Researchers believe that analysing the wastewater, can prove to be an effective way to keep a track of different infections entering human environment. A deadly contagious virus like the novel coronavirus could be tapped before turning into an epidemic if we conduct detailed study at water treatment units. These units, where water gets treated, can record if there is any surge in infections or discover a unique virus which traveled into waste water system through human urine or faeces.
According to Gertjan Medema, a microbiologist at KWR Water Research Institute in Nieuwegein, the Netherlands one treatment plant has a capacity to collect wastewater from over one million people. Prof. Medema said that observing the infection levels in our drainage system could help us get a better idea about the scale of the issue. Prof.
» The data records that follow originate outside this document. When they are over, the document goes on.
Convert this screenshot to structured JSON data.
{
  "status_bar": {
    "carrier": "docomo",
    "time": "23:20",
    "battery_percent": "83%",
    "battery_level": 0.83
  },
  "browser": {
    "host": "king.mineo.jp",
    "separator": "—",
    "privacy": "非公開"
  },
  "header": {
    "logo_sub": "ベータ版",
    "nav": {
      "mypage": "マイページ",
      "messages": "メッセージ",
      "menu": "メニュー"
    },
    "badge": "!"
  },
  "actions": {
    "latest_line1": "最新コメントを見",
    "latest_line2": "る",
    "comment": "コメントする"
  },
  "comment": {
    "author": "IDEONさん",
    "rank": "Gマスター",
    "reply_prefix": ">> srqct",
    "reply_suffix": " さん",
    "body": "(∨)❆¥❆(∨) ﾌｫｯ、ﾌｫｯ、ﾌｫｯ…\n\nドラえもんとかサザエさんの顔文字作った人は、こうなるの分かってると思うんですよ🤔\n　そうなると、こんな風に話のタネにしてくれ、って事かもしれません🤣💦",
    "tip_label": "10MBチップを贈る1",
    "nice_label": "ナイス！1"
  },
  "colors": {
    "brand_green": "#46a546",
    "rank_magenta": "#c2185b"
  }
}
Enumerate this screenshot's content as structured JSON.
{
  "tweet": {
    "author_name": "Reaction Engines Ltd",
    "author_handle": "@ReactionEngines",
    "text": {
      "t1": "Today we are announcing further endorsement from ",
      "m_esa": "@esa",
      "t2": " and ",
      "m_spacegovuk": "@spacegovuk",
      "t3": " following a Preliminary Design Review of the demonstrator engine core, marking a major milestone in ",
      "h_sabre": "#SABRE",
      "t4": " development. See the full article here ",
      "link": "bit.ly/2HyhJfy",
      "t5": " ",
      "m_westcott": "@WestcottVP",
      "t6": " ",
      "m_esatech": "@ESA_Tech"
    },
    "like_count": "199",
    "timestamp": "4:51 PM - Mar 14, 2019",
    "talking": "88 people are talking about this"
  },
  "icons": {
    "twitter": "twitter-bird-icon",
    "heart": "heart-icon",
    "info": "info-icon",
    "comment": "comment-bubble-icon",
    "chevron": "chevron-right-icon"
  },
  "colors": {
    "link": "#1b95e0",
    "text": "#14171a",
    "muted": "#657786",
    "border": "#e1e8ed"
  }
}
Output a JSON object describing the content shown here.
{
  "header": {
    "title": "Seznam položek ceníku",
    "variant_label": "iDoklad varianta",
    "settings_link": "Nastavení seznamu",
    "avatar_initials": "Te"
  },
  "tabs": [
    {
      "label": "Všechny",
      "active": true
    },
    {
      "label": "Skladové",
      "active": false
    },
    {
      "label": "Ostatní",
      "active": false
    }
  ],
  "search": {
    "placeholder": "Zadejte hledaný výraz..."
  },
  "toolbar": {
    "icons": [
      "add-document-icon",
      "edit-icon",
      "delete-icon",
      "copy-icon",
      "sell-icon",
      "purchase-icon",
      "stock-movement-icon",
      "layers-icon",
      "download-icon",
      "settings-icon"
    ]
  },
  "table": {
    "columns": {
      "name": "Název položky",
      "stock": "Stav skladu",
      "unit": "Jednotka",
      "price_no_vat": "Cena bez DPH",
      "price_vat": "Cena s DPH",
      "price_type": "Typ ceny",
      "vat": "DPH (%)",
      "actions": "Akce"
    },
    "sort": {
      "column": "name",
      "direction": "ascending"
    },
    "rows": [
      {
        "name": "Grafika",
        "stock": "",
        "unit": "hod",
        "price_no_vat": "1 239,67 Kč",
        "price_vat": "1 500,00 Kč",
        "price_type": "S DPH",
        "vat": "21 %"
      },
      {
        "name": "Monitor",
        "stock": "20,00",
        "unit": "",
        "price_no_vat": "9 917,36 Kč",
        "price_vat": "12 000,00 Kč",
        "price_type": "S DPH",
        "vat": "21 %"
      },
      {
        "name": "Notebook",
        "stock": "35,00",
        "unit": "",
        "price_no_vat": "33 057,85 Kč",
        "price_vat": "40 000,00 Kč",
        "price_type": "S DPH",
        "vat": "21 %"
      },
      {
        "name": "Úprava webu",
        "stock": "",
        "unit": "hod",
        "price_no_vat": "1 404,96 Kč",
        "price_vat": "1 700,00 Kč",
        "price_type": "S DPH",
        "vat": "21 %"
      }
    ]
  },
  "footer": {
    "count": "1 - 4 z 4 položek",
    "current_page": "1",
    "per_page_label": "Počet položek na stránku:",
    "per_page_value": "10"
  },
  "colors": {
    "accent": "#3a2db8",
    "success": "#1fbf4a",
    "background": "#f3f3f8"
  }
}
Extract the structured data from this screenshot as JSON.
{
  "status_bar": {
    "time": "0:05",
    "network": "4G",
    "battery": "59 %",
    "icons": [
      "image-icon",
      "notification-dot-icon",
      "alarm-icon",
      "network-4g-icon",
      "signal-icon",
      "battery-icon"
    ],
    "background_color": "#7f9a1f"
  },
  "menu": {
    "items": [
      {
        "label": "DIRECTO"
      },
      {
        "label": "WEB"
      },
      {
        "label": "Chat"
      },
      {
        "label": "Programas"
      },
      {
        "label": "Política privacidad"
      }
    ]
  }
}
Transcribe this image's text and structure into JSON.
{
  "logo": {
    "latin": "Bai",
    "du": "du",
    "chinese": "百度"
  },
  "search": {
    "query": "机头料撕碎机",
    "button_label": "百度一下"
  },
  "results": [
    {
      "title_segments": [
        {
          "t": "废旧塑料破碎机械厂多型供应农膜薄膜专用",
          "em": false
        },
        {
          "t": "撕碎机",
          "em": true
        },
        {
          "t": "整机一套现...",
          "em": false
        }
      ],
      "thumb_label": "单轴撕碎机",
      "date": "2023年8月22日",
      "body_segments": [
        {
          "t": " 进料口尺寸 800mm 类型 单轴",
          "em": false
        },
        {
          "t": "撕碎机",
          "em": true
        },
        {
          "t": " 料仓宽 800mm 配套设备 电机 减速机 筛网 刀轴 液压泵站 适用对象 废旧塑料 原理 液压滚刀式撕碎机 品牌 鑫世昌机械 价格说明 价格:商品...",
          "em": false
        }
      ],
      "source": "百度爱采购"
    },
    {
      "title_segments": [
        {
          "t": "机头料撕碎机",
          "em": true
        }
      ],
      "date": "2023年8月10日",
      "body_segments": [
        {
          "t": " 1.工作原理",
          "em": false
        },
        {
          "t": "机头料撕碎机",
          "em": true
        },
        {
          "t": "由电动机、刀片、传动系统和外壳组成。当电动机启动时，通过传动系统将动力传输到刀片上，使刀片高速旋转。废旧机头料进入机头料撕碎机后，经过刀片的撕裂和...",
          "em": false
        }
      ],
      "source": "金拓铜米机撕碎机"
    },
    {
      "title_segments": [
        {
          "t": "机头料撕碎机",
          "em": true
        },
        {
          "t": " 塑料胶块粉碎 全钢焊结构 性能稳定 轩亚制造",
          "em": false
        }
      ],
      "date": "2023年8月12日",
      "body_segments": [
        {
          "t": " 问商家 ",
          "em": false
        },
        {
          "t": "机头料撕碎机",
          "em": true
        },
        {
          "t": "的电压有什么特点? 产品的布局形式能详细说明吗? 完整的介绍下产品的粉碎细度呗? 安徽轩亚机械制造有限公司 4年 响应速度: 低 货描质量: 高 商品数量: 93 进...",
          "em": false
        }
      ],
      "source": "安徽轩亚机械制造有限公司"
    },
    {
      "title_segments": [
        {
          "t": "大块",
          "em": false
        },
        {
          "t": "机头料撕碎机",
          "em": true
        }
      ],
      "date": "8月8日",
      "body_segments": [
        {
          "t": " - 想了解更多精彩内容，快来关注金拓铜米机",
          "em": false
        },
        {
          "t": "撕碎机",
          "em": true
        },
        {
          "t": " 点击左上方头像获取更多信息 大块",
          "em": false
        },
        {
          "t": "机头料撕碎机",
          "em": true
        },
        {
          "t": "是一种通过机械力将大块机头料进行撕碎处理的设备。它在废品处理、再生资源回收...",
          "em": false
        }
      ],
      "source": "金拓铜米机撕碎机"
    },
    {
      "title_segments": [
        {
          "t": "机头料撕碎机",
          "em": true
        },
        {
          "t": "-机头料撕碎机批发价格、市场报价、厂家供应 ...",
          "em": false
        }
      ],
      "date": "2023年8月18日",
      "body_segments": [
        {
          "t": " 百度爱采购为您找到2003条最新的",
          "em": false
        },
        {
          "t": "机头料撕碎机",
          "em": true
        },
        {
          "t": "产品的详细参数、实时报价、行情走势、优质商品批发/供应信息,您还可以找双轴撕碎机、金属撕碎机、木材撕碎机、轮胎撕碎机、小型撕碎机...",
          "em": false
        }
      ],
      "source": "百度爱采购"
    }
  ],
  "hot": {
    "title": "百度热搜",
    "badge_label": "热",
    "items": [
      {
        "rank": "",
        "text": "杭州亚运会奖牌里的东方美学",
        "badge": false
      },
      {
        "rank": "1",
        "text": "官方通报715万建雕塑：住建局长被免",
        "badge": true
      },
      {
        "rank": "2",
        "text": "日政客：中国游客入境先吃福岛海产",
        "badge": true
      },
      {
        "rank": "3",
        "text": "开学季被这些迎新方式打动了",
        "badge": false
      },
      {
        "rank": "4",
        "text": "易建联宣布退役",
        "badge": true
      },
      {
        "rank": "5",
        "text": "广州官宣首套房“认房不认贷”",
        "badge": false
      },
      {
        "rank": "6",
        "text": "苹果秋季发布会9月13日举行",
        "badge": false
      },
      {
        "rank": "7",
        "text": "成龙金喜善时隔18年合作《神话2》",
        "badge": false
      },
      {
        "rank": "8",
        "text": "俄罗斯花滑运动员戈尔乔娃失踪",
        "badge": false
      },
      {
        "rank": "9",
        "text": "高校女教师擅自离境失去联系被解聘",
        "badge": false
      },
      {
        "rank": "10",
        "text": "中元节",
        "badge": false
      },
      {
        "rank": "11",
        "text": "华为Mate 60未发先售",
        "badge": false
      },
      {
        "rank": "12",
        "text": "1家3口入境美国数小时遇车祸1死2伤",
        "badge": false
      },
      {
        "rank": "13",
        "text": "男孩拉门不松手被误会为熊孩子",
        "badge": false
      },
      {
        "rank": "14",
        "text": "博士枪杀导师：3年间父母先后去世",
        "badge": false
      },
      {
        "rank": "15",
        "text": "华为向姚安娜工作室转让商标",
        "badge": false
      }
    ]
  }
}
Medema in her paper, “Presence of SARS-Coronavirus-2 in sewage” highlighted, “ The detection of the virus in sewage, even when the COVID-19 incidence is low, indicates that sewage surveillance could be a sensitive tool to monitor the circulation of the virus in the population.” He added that in the current scenarios ‘health authorities are only seeing the tip of the iceberg’.
WHO experts have anticipated that coronavirus virus could become a seasonal infection, emerging every winter. Hence it becomes imperative to look for more sophisticated means of surveillance like waste water testing which gives us a heads up and buys us time to pull our guards up against the deadly contagion.
According to Tamar Kohn, an environmental virologist at the Swiss Federal Institute of Technology in Lausanne, virus like SARS-CoV-2 can be traced in faeces within three days of infection, which is far less than the time the virus takes to show its symptoms in people and turn severe enough for them to be taken to hospital, which usually takes 2 weeks. She said, “Seven to ten days can make a lot of difference in the severity of this outbreak.”
Unfortunately, due to the corona-led lockdown not much research is happening in monitoring the presence of virus in sewage systems. The work by universities and laboratories have been put on hold to make most of the limited reagents used for conducting tests. Kyle Bibby, an environmental engineer at the University of Notre Dame in Indiana, who was working on similar project, said, “We don’t want to contribute to the global shortage.”